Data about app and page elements
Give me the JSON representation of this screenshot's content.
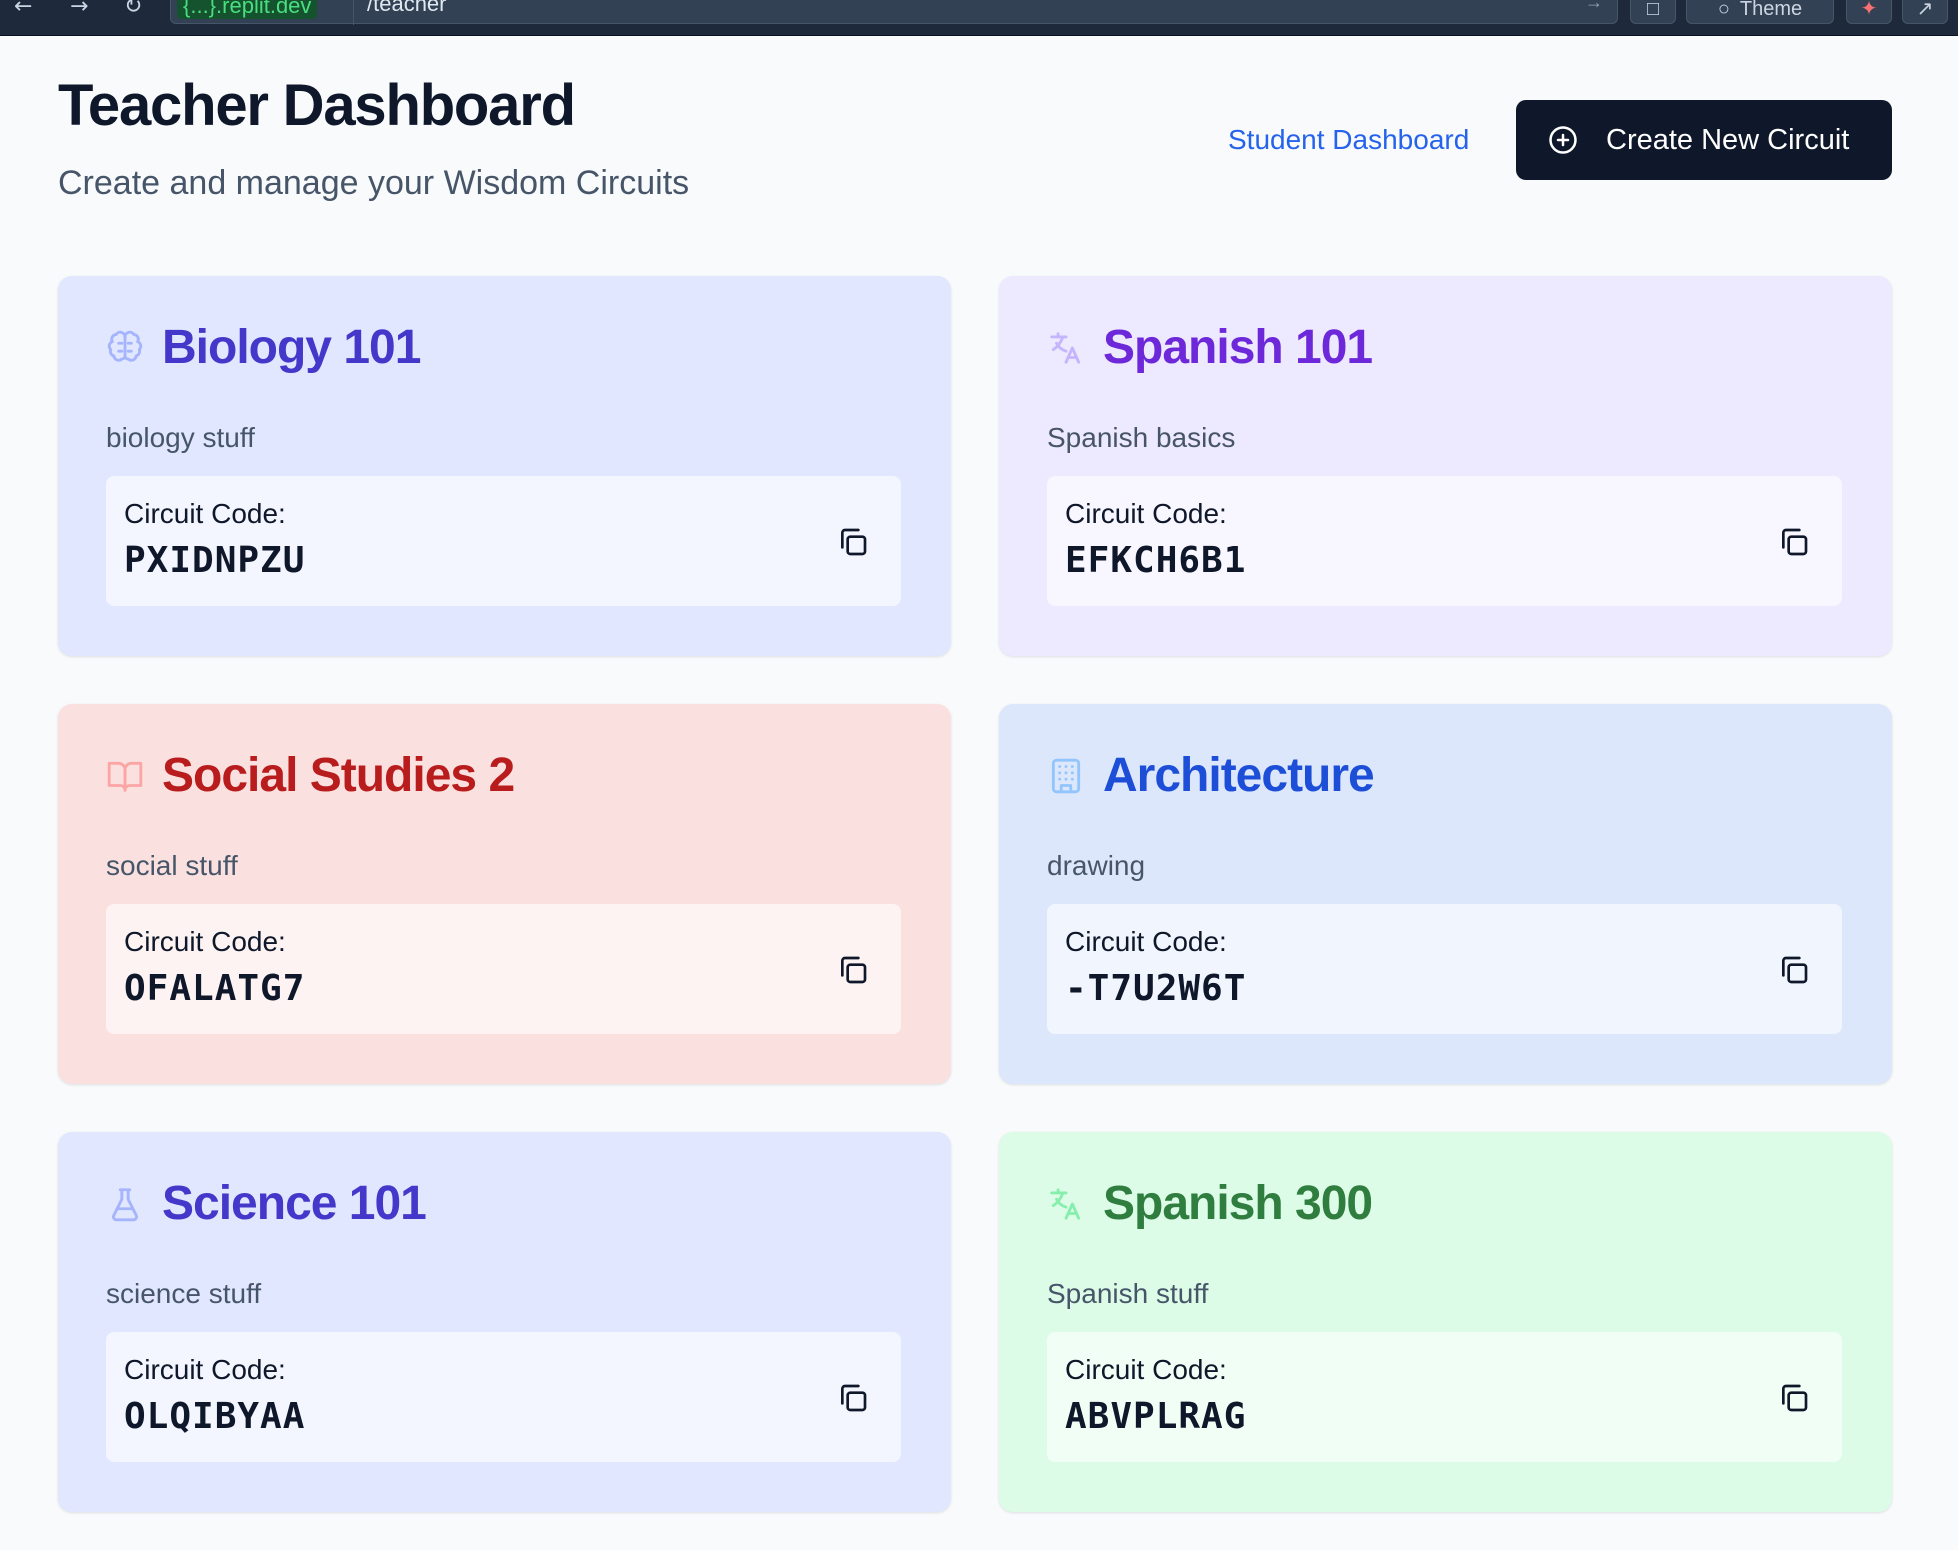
{
  "browser": {
    "url_host": "{...}.replit.dev",
    "url_path": "/teacher",
    "theme_label": "Theme"
  },
  "header": {
    "title": "Teacher Dashboard",
    "subtitle": "Create and manage your Wisdom Circuits",
    "student_link": "Student Dashboard",
    "create_button": "Create New Circuit"
  },
  "code_label": "Circuit Code:",
  "circuits": [
    {
      "title": "Biology 101",
      "description": "biology stuff",
      "code": "PXIDNPZU",
      "icon": "brain-icon",
      "colors": {
        "bg": "#e0e7ff",
        "title": "#4338ca",
        "icon": "#a5b4fc"
      }
    },
    {
      "title": "Spanish 101",
      "description": "Spanish basics",
      "code": "EFKCH6B1",
      "icon": "language-icon",
      "colors": {
        "bg": "#ede9fe",
        "title": "#6d28d9",
        "icon": "#c4b5fd"
      }
    },
    {
      "title": "Social Studies 2",
      "description": "social stuff",
      "code": "OFALATG7",
      "icon": "book-open-icon",
      "colors": {
        "bg": "#fae1df",
        "title": "#b91c1c",
        "icon": "#fca5a5"
      }
    },
    {
      "title": "Architecture",
      "description": "drawing",
      "code": "-T7U2W6T",
      "icon": "building-icon",
      "colors": {
        "bg": "#dde7fb",
        "title": "#1d4ed8",
        "icon": "#93c5fd"
      }
    },
    {
      "title": "Science 101",
      "description": "science stuff",
      "code": "OLQIBYAA",
      "icon": "flask-icon",
      "colors": {
        "bg": "#e0e7ff",
        "title": "#4338ca",
        "icon": "#a5b4fc"
      }
    },
    {
      "title": "Spanish 300",
      "description": "Spanish stuff",
      "code": "ABVPLRAG",
      "icon": "language-icon",
      "colors": {
        "bg": "#dcfce7",
        "title": "#2f7d3f",
        "icon": "#86efac"
      }
    }
  ]
}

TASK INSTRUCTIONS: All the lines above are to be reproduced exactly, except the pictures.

REPLY:
Give me the JSON representation of this screenshot's content.
{
  "browser": {
    "url_host": "{...}.replit.dev",
    "url_path": "/teacher",
    "theme_label": "Theme"
  },
  "header": {
    "title": "Teacher Dashboard",
    "subtitle": "Create and manage your Wisdom Circuits",
    "student_link": "Student Dashboard",
    "create_button": "Create New Circuit"
  },
  "code_label": "Circuit Code:",
  "circuits": [
    {
      "title": "Biology 101",
      "description": "biology stuff",
      "code": "PXIDNPZU",
      "icon": "brain-icon",
      "colors": {
        "bg": "#e0e7ff",
        "title": "#4338ca",
        "icon": "#a5b4fc"
      }
    },
    {
      "title": "Spanish 101",
      "description": "Spanish basics",
      "code": "EFKCH6B1",
      "icon": "language-icon",
      "colors": {
        "bg": "#ede9fe",
        "title": "#6d28d9",
        "icon": "#c4b5fd"
      }
    },
    {
      "title": "Social Studies 2",
      "description": "social stuff",
      "code": "OFALATG7",
      "icon": "book-open-icon",
      "colors": {
        "bg": "#fae1df",
        "title": "#b91c1c",
        "icon": "#fca5a5"
      }
    },
    {
      "title": "Architecture",
      "description": "drawing",
      "code": "-T7U2W6T",
      "icon": "building-icon",
      "colors": {
        "bg": "#dde7fb",
        "title": "#1d4ed8",
        "icon": "#93c5fd"
      }
    },
    {
      "title": "Science 101",
      "description": "science stuff",
      "code": "OLQIBYAA",
      "icon": "flask-icon",
      "colors": {
        "bg": "#e0e7ff",
        "title": "#4338ca",
        "icon": "#a5b4fc"
      }
    },
    {
      "title": "Spanish 300",
      "description": "Spanish stuff",
      "code": "ABVPLRAG",
      "icon": "language-icon",
      "colors": {
        "bg": "#dcfce7",
        "title": "#2f7d3f",
        "icon": "#86efac"
      }
    }
  ]
}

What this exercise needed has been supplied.